Exercise.
Where "list" occurs in a line of the entries below, copy that line.

»»

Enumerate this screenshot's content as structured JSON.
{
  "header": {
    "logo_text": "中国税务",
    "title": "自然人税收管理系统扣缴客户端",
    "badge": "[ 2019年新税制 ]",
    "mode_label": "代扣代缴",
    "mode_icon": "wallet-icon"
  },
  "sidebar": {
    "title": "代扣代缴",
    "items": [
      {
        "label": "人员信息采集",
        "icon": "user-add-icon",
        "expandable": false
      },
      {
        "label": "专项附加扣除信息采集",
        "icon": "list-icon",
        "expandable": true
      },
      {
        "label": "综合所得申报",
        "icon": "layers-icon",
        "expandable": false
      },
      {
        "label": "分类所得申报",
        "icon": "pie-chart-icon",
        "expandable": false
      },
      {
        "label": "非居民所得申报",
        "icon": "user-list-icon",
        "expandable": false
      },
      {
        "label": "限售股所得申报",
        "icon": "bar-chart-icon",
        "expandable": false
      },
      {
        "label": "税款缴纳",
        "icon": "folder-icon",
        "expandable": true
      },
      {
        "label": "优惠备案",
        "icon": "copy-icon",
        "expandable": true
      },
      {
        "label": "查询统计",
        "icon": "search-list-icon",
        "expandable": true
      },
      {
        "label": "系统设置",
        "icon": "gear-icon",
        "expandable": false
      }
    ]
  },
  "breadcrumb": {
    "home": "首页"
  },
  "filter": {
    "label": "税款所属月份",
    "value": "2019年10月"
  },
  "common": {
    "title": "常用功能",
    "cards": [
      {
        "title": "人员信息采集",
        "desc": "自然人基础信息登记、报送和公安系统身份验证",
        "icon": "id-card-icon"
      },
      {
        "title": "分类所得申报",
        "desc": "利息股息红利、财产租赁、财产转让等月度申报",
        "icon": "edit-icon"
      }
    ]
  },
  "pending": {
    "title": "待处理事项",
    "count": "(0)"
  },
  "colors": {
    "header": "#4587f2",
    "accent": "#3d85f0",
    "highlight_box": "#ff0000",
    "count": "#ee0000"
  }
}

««
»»

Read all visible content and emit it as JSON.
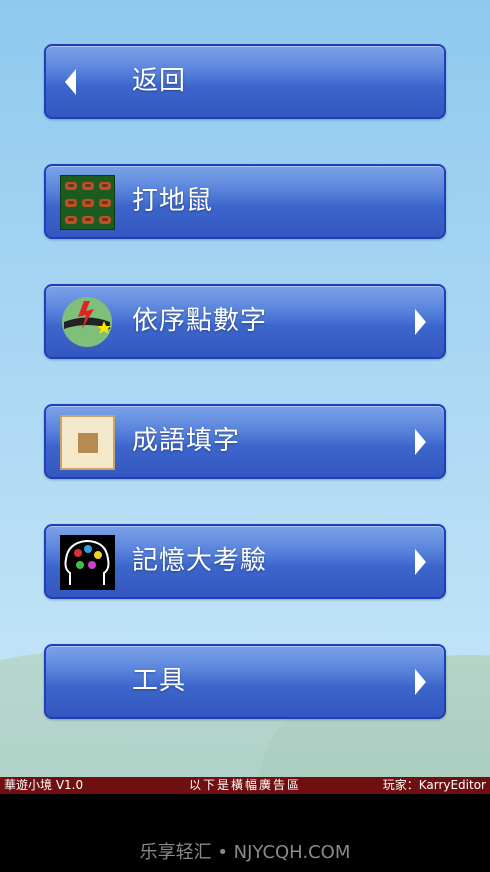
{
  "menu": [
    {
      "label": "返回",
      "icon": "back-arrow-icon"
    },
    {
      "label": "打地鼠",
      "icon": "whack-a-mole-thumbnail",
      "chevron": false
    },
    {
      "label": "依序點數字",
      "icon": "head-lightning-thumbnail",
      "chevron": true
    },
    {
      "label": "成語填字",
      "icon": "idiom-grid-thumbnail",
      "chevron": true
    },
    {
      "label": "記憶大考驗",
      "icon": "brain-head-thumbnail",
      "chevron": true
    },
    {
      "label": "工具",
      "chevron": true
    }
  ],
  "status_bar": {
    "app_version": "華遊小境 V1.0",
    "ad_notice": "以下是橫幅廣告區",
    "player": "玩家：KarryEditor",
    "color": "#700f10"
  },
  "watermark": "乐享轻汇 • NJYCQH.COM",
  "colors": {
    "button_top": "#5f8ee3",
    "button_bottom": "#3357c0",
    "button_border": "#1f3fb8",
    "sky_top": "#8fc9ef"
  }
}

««
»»

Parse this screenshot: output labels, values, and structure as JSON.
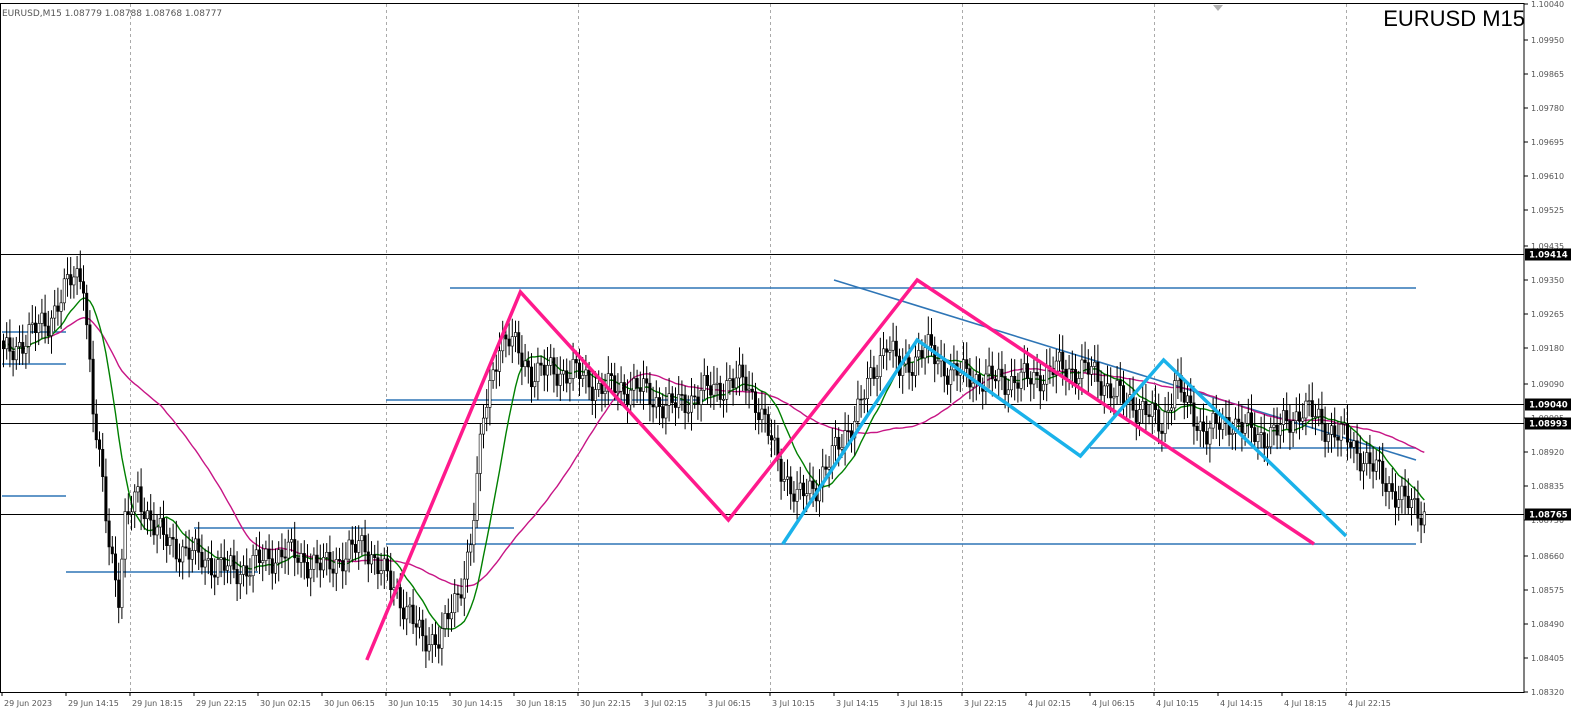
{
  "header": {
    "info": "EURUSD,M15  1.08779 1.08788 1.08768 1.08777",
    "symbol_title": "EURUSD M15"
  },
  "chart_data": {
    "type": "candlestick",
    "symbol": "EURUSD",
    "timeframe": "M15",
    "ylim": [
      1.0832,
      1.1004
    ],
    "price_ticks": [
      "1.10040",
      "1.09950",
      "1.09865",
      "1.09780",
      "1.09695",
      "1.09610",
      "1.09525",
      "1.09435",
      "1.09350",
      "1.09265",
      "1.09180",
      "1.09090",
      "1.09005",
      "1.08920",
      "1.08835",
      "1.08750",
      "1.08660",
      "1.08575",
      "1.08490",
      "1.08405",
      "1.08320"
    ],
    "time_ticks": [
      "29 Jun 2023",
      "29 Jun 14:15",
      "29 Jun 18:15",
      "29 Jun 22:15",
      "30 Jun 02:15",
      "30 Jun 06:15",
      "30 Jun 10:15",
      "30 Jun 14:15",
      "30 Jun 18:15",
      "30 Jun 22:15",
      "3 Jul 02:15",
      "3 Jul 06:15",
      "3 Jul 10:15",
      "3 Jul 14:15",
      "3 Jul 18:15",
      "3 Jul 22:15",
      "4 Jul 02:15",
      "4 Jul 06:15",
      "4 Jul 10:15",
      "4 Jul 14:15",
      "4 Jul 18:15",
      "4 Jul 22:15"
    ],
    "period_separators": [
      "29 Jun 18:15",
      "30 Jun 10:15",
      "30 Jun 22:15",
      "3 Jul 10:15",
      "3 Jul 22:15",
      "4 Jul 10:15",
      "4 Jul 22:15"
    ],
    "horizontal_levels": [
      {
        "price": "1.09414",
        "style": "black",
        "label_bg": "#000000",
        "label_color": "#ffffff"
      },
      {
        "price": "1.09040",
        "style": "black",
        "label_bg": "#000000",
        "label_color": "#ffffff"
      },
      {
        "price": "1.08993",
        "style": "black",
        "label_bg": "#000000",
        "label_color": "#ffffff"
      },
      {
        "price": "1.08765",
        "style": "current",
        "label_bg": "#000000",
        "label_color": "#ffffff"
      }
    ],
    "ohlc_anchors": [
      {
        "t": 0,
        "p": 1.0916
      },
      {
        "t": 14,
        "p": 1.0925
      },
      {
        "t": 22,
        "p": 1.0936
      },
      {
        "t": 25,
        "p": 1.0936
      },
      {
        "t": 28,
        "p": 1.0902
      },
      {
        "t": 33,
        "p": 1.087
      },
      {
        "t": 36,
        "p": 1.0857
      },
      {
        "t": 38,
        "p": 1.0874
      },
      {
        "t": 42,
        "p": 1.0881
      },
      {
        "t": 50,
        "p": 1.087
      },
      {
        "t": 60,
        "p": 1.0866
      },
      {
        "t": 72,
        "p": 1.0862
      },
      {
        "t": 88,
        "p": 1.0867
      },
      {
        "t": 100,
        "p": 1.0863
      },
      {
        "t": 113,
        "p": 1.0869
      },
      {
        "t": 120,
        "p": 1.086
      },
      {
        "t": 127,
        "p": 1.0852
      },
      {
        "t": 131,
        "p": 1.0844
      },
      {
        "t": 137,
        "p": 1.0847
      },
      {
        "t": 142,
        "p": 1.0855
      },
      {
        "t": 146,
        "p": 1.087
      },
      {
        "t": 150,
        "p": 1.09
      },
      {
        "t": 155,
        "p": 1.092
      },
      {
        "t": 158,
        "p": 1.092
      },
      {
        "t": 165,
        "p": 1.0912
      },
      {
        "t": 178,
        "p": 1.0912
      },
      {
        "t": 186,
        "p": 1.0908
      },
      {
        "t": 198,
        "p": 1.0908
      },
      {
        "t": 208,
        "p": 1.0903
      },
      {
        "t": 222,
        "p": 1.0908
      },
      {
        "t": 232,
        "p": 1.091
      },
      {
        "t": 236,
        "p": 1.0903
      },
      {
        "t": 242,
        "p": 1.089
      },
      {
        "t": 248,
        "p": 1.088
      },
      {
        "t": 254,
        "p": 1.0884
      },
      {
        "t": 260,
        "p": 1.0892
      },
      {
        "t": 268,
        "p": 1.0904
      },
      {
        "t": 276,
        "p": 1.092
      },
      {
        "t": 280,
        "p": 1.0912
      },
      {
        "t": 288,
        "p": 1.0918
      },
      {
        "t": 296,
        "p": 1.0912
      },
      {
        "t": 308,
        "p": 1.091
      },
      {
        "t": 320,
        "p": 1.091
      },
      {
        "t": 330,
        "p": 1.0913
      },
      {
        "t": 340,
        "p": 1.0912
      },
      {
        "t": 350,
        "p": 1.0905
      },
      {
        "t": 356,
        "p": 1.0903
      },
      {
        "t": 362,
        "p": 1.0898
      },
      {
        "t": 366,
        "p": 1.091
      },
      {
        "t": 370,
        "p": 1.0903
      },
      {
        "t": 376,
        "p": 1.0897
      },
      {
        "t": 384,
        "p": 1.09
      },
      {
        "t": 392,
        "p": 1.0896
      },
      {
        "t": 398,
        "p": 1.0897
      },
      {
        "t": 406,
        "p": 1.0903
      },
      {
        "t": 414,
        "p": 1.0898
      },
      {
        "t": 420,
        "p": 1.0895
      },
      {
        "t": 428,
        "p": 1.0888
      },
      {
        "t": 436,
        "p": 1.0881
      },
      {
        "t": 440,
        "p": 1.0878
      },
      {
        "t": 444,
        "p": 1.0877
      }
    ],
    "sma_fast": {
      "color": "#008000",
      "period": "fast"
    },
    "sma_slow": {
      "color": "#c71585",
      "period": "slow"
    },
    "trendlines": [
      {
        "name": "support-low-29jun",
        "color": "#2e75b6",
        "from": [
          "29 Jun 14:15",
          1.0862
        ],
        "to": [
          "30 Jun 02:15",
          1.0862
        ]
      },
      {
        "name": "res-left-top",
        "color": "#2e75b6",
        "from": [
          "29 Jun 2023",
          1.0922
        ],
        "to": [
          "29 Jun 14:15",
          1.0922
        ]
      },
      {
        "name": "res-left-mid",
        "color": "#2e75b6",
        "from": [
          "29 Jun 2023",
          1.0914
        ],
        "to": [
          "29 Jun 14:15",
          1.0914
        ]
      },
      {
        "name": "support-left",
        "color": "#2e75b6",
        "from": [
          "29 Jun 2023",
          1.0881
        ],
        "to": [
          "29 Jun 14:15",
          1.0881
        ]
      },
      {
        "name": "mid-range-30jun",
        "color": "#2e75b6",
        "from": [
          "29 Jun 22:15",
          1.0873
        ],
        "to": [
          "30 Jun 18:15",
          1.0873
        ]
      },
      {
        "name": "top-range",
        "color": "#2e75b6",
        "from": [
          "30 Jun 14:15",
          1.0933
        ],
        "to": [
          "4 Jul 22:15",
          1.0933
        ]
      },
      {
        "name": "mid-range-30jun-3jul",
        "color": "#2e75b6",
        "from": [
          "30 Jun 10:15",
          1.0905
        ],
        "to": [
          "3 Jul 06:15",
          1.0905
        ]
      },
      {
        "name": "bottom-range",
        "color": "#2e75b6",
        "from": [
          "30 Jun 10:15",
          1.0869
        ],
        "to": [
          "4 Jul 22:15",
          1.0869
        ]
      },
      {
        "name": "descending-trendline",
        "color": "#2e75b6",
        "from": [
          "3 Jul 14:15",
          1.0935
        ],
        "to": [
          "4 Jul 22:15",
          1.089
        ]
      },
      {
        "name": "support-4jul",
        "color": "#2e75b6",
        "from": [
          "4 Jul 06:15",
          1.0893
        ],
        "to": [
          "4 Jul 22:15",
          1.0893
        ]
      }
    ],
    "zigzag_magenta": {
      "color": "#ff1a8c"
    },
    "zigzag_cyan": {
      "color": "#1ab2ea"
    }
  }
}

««

Written solution.
        "icon": "list-icon",
        "icon": "user-list-icon",
        "icon": "search-list-icon",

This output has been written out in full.